(Bloomberg) -- Vaccines have done more than any other medical innovation to save lives and improve health. Yet the persistent and incorrect belief by a minority of parents that immunizations are more dangerous than beneficial is undermining those advances. The anti-vaccine movement that first took hold in the U.S. and parts of Europe is now spreading globally, with the World Health Organization including “vaccine hesitancy” in its Top 10 list of health threats for 2019. At a time when 3 million people worldwide die of infections that could be averted by vaccines each year, public-health officials worry that eradication efforts are losing ground.
Vaccine-preventable diseases are making a comeback in the U.S. and Europe, while efforts to slow them in poorer countries have stalled. Although vaccination eliminated measles from the U.S. in 2000, international travelers have brought the virus back each year since and sparked outbreaks among the unprotected. The situation is worse in Europe, where more than 82,000 people contracted the disease in 2018 and 72 died. Measles is on the rise throughout the world, with outbreaks reported in every region. The number of deaths rose to 110,000 globally in 2017, up from less than 90,000 a year earlier. And it’s not just measles. Whooping cough, which can be lethal for babies, has remained at elevated levels since 2012, when it killed 20 people in the U.S. and 10 in the U.K. The number of children going unprotected from a variety of contagious illnesses has grown amid grassroots campaigns to convince parents incorrectly that immunizations often trigger side effects such as autism, a developmental disorder associated with difficulties in speech or social interactions. Fears that infants’ immune systems may be overwhelmed by multiple immunizations given at once has led some parents to space them out, though studies show they are safe when given simultaneously. The result is delayed protection and in some cases vulnerability when doses are missed entirely. Communities where anti-vaccine sentiment spreads can lose herd immunity, which occurs when so many people are protected a pathogen can’t take hold and dies out. That protection is essential for those who can’t get vaccinated, such as very young infants and people with certain medical conditions. Herd immunity can even benefit those who got vaccinated, since no immunization is perfectly effective.

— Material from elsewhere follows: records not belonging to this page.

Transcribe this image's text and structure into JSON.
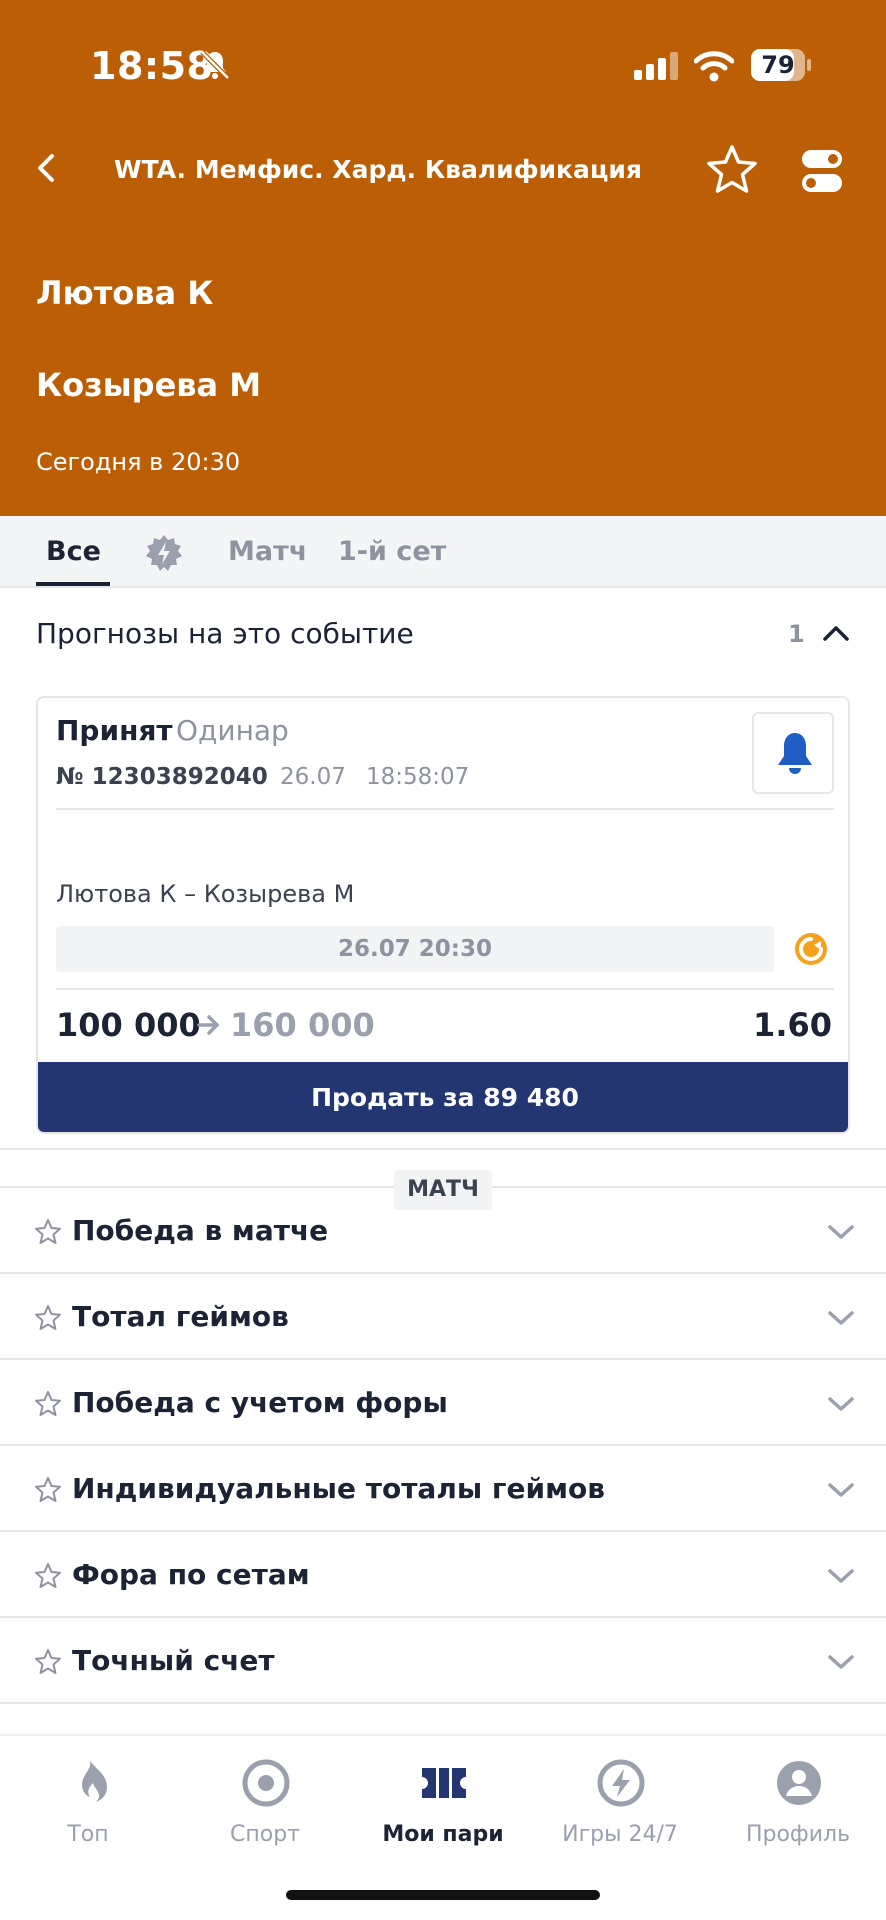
{
  "status_bar": {
    "time": "18:58",
    "battery": "79"
  },
  "header": {
    "title": "WTA. Мемфис. Хард. Квалификация",
    "player1": "Лютова К",
    "player2": "Козырева М",
    "event_time": "Сегодня в 20:30",
    "color": "#bb5e05"
  },
  "tabs": [
    {
      "label": "Все",
      "active": true
    },
    {
      "label": "Матч"
    },
    {
      "label": "1-й сет"
    }
  ],
  "predictions": {
    "title": "Прогнозы на это событие",
    "count": "1"
  },
  "bet": {
    "status": "Принят",
    "type": "Одинар",
    "number": "№ 12303892040",
    "date": "26.07",
    "time": "18:58:07",
    "match": "Лютова К – Козырева М",
    "event_datetime": "26.07 20:30",
    "stake": "100 000",
    "payout": "160 000",
    "odds": "1.60",
    "sell_label": "Продать за 89 480",
    "sell_color": "#243672"
  },
  "section_label": "МАТЧ",
  "markets": [
    "Победа в матче",
    "Тотал геймов",
    "Победа с учетом форы",
    "Индивидуальные тоталы геймов",
    "Фора по сетам",
    "Точный счет"
  ],
  "nav": [
    {
      "label": "Топ",
      "icon": "flame-icon"
    },
    {
      "label": "Спорт",
      "icon": "target-icon"
    },
    {
      "label": "Мои пари",
      "icon": "ticket-icon",
      "active": true
    },
    {
      "label": "Игры 24/7",
      "icon": "lightning-icon"
    },
    {
      "label": "Профиль",
      "icon": "user-icon"
    }
  ]
}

While opposition to immunizations has been around for as long as the shots, the most recent anti-vaccine movement took off after the medical journal The Lancet published what turned out to be a fraudulent study in 1998 linking the measles, mumps and rubella vaccine to autism. The Lancet retracted the study in 2010 and the U.K.’s General Medical Council stripped its author, Andrew Wakefield, of his medical license for “dishonest” and “irresponsible” work. By then many parents had latched on to the idea that vaccines were to blame for a rise in autism diagnoses. Researchers have concluded that much if not all of the increase in autism prevalence is a result of greater awareness of the disorder and changes in how it’s diagnosed. While a true increase hasn’t been ruled out, repeated studies have debunked any connection to vaccines. The myth of a link expanded in 2005 with claims that the vaccine preservative thimerosal causes autism. Numerous studies have shown that vaccines containing thimerosal are safe.
In the U.S., all 50 states require specific vaccines for students. Medical exemptions are universally granted and 17 states allow unvaccinated students to attend school if their parents hold philosophical objections to immunization. Some public-health specialists support eliminating such waivers. In striking down a religious exemption, Mississippi’s Supreme Court said the state had an “overriding and compelling public interest” in protecting children. Other health advocates argue that making vaccination compulsory would harden the position of refusers. There are historical precedents. In Europe, the strongest anti-vaccination movements tend to be in countries that made vaccines mandatory in past centuries. A number of U.S. states have made vaccine exemptions harder to get. These changes have increased vaccination rates somewhat, probably by motivating parents who’d chosen exemptions out of convenience. Changing the attitudes of true vaccine refusers is much more difficult, research suggests. Australia stopped offering child-care benefits to such parents in 2016. The new rules boosted vaccination rates, with the number of fully immunized one-year-olds and five-year-olds hitting record highs of 94 percent to 95 percent in 2017. Prominent U.S. medical ethicist Arthur Caplan suggests that the parents of unvaccinated children who sicken others, in some cases fatally, should be held legally liable.
The Reference Shelf
- Comedy duo Penn and Teller demonstrate the value of vaccines in this video. And comedian John Oliver called out the anti-vaccine movement in his HBO television show, Last Week Tonight.
- A U.S. Institute of Medicine report provides evidence for actual vaccine side effects.
- This World Health Organization paper documents benefits of vaccination. This one gives the history of immunization.
- The National Conference of State Legislatures maps vaccination exemptions across the U.S.
©2019 Bloomberg L.P.